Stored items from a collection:
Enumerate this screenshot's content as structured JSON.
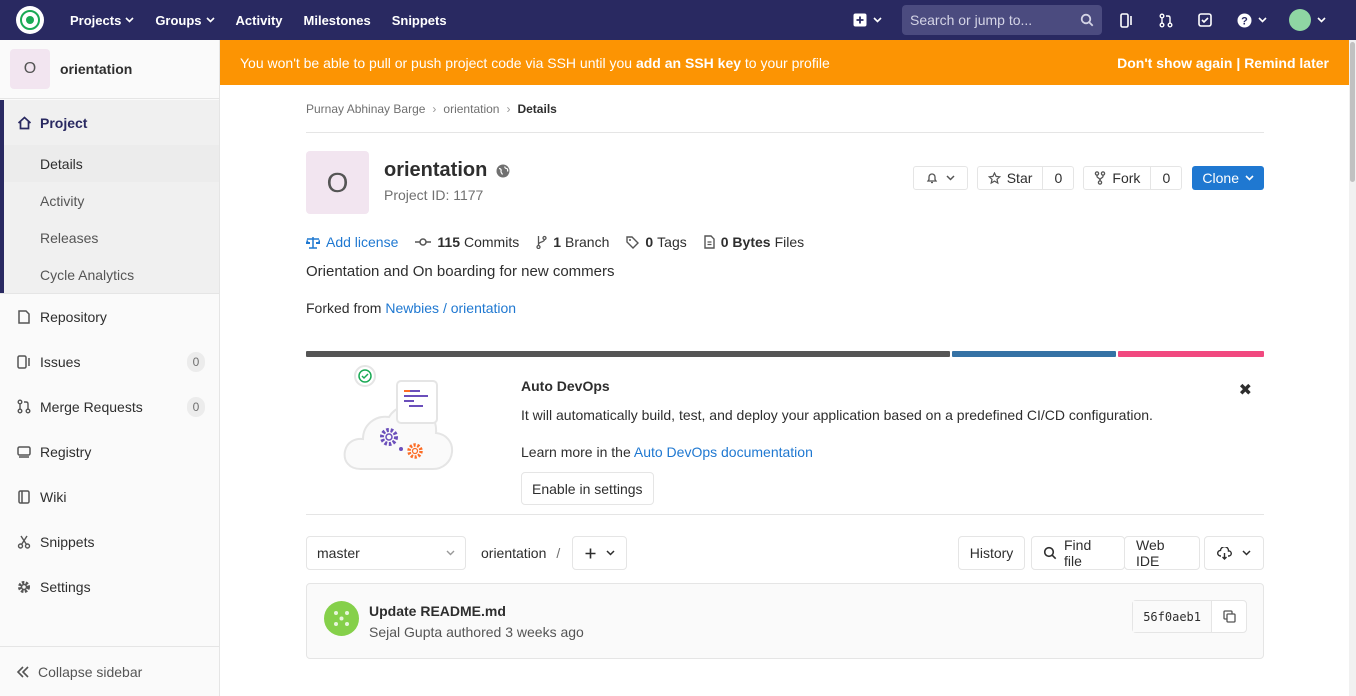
{
  "nav": {
    "links": [
      "Projects",
      "Groups",
      "Activity",
      "Milestones",
      "Snippets"
    ],
    "search_placeholder": "Search or jump to..."
  },
  "sidebar": {
    "project_initial": "O",
    "project_name": "orientation",
    "section_label": "Project",
    "sub_items": [
      "Details",
      "Activity",
      "Releases",
      "Cycle Analytics"
    ],
    "items": [
      {
        "label": "Repository"
      },
      {
        "label": "Issues",
        "count": "0"
      },
      {
        "label": "Merge Requests",
        "count": "0"
      },
      {
        "label": "Registry"
      },
      {
        "label": "Wiki"
      },
      {
        "label": "Snippets"
      },
      {
        "label": "Settings"
      }
    ],
    "collapse_label": "Collapse sidebar"
  },
  "banner": {
    "text_1": "You won't be able to pull or push project code via SSH until you ",
    "link": "add an SSH key",
    "text_2": " to your profile",
    "dont_show": "Don't show again",
    "separator": " | ",
    "remind": "Remind later"
  },
  "breadcrumb": [
    "Purnay Abhinay Barge",
    "orientation",
    "Details"
  ],
  "project": {
    "initial": "O",
    "name": "orientation",
    "id_text": "Project ID: 1177",
    "star_label": "Star",
    "star_count": "0",
    "fork_label": "Fork",
    "fork_count": "0",
    "clone_label": "Clone"
  },
  "stats": {
    "add_license": "Add license",
    "commits_count": "115",
    "commits_label": "Commits",
    "branch_count": "1",
    "branch_label": "Branch",
    "tags_count": "0",
    "tags_label": "Tags",
    "files_size": "0 Bytes",
    "files_label": "Files"
  },
  "description": "Orientation and On boarding for new commers",
  "forked": {
    "prefix": "Forked from ",
    "link": "Newbies / orientation"
  },
  "colors": {
    "nav_bg": "#292961",
    "banner_bg": "#fc9403",
    "link": "#1f78d1",
    "lang_1": "#555555",
    "lang_2": "#3572a5",
    "lang_3": "#f1497f"
  },
  "devops": {
    "title": "Auto DevOps",
    "text": "It will automatically build, test, and deploy your application based on a predefined CI/CD configuration.",
    "learn_prefix": "Learn more in the ",
    "learn_link": "Auto DevOps documentation",
    "button": "Enable in settings"
  },
  "repo": {
    "branch": "master",
    "path": "orientation",
    "path_sep": "/",
    "history": "History",
    "find_file": "Find file",
    "web_ide": "Web IDE"
  },
  "commit": {
    "title": "Update README.md",
    "author": "Sejal Gupta",
    "authored": "authored",
    "time": "3 weeks ago",
    "sha": "56f0aeb1"
  }
}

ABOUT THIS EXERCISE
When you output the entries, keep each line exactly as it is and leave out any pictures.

YOUR RESPONSE
Enumerate this screenshot's content as structured JSON.
{
  "nav": {
    "links": [
      "Projects",
      "Groups",
      "Activity",
      "Milestones",
      "Snippets"
    ],
    "search_placeholder": "Search or jump to..."
  },
  "sidebar": {
    "project_initial": "O",
    "project_name": "orientation",
    "section_label": "Project",
    "sub_items": [
      "Details",
      "Activity",
      "Releases",
      "Cycle Analytics"
    ],
    "items": [
      {
        "label": "Repository"
      },
      {
        "label": "Issues",
        "count": "0"
      },
      {
        "label": "Merge Requests",
        "count": "0"
      },
      {
        "label": "Registry"
      },
      {
        "label": "Wiki"
      },
      {
        "label": "Snippets"
      },
      {
        "label": "Settings"
      }
    ],
    "collapse_label": "Collapse sidebar"
  },
  "banner": {
    "text_1": "You won't be able to pull or push project code via SSH until you ",
    "link": "add an SSH key",
    "text_2": " to your profile",
    "dont_show": "Don't show again",
    "separator": " | ",
    "remind": "Remind later"
  },
  "breadcrumb": [
    "Purnay Abhinay Barge",
    "orientation",
    "Details"
  ],
  "project": {
    "initial": "O",
    "name": "orientation",
    "id_text": "Project ID: 1177",
    "star_label": "Star",
    "star_count": "0",
    "fork_label": "Fork",
    "fork_count": "0",
    "clone_label": "Clone"
  },
  "stats": {
    "add_license": "Add license",
    "commits_count": "115",
    "commits_label": "Commits",
    "branch_count": "1",
    "branch_label": "Branch",
    "tags_count": "0",
    "tags_label": "Tags",
    "files_size": "0 Bytes",
    "files_label": "Files"
  },
  "description": "Orientation and On boarding for new commers",
  "forked": {
    "prefix": "Forked from ",
    "link": "Newbies / orientation"
  },
  "colors": {
    "nav_bg": "#292961",
    "banner_bg": "#fc9403",
    "link": "#1f78d1",
    "lang_1": "#555555",
    "lang_2": "#3572a5",
    "lang_3": "#f1497f"
  },
  "devops": {
    "title": "Auto DevOps",
    "text": "It will automatically build, test, and deploy your application based on a predefined CI/CD configuration.",
    "learn_prefix": "Learn more in the ",
    "learn_link": "Auto DevOps documentation",
    "button": "Enable in settings"
  },
  "repo": {
    "branch": "master",
    "path": "orientation",
    "path_sep": "/",
    "history": "History",
    "find_file": "Find file",
    "web_ide": "Web IDE"
  },
  "commit": {
    "title": "Update README.md",
    "author": "Sejal Gupta",
    "authored": "authored",
    "time": "3 weeks ago",
    "sha": "56f0aeb1"
  }
}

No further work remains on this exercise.